During this prolonged period of not working on shows, there are still things we can do to become more prepared for when we return to the live sound environment. Especially if working as a touring engineer without your own gear, it’s possible to get ahead in the game by preparing a mixing template session for all of the consoles that might come your way (or even those console that aren’t as likely to show up).
Having a starting point for a session when under a time constraint (which is always) can not only help save time and increase efficiency, but also ensure a better mixing experience for everyone involved.
Every time I mention this topic to fellow engineers, their minds almost always jump right to input channel settings, asking about channel strip settings for specific instruments. However, that’s actually the last thing on my mind when I start creating a new console showfile.
To me, session templates are primarily about the consistency of the workflow. Having a familiar layout across all consoles is much more crucial when setting up a template than the compression settings on a kick drum channel.
A good template is one that can provide a recognizable starting point on a console. I’ll always have to adjust a specific channel setting with a new session, but how the faders are placed on the board, how the signal flow structure is created, the shortcuts, FX placement – these can and should be consistent no matter the console (or artist).
One thing to keep in mind when designing session templates is the scalability of the template. A lot of digital console manufacturers will have the same offline software (or at least provide means of transferring the sessions) for consoles in the same series.
So which console software should you choose for designing a session – the smallest format or the largest one? My preferred way of doing it is to go with the largest console’s offline software (or the largest console I know can possibly become available to me), but then design the session in such a way that it fits the smallest console first.
From there, I add channels and routing for consoles with more capability. As a result, if I need to cut down on channels, faders and/or shortcut buttons for a smaller console, the routing paths will still work and none of the essential channels will be gone.
Considerations & Decisions
How many faders does the console have and how are they distributed among fader bays? How many channels of matrices? How many user assignable buttons are available? What about busing? How many FX slots?
All these considerations come to mind when preparing a template session. They should drive the decision-making process with session design by forcing you to consider the common denominator between your workflow and the capabilities of the console.
Let’s face it – console manufacturers aren’t making it easy on us. Each has its own philosophy on how many faders in a fader bay, how to lay out a channel strip, how many assignable buttons are on the surface – and that’s just the layout. It’s up to you to decide how that all fits in with your preferred approach to mixing.
Through the years I’ve developed a “must have” list of items to have available at all times. This is something I strongly advise considering for yourself as well. You should be able to look at a console’s surface layout and see your “anchor points” – the most reached-for controls that define your workflow. Then program the session by populating those anchor points and filling out the rest.
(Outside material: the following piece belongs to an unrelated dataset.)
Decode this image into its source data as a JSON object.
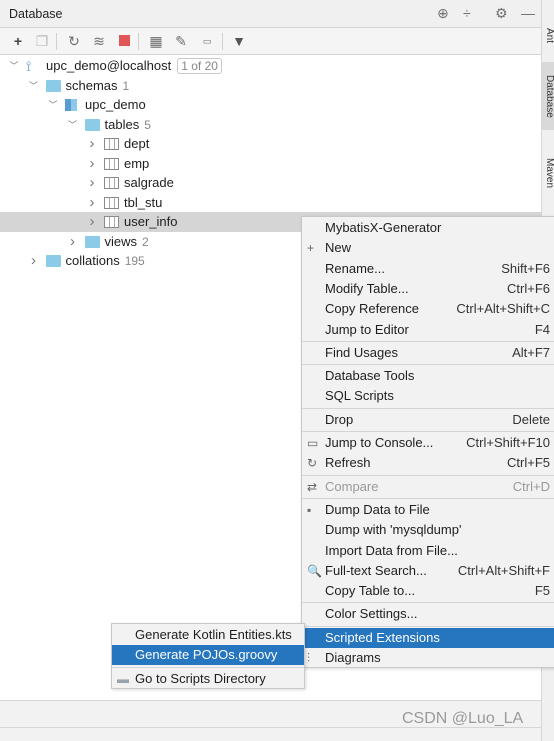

To ensure my session is as bulletproof as possible, I design the signal path from the top down, meaning that I start by creating the matrix channels, buses and FX channels first, and later focus on the input channels. It’s like building a house first and putting the furniture inside it later on.
I usually start with matrix channel programming first. Remember the scalability consideration? Here’s when it comes to life. In the largest console software that I’m using for my template, I might have 12 matrix channels available, but in the smallest console there are only eight. Thus I start by programming the eight matrices first, beginning with the most important ones – for a front of house mixing session, these are usually the PA system outputs and the recording outputs.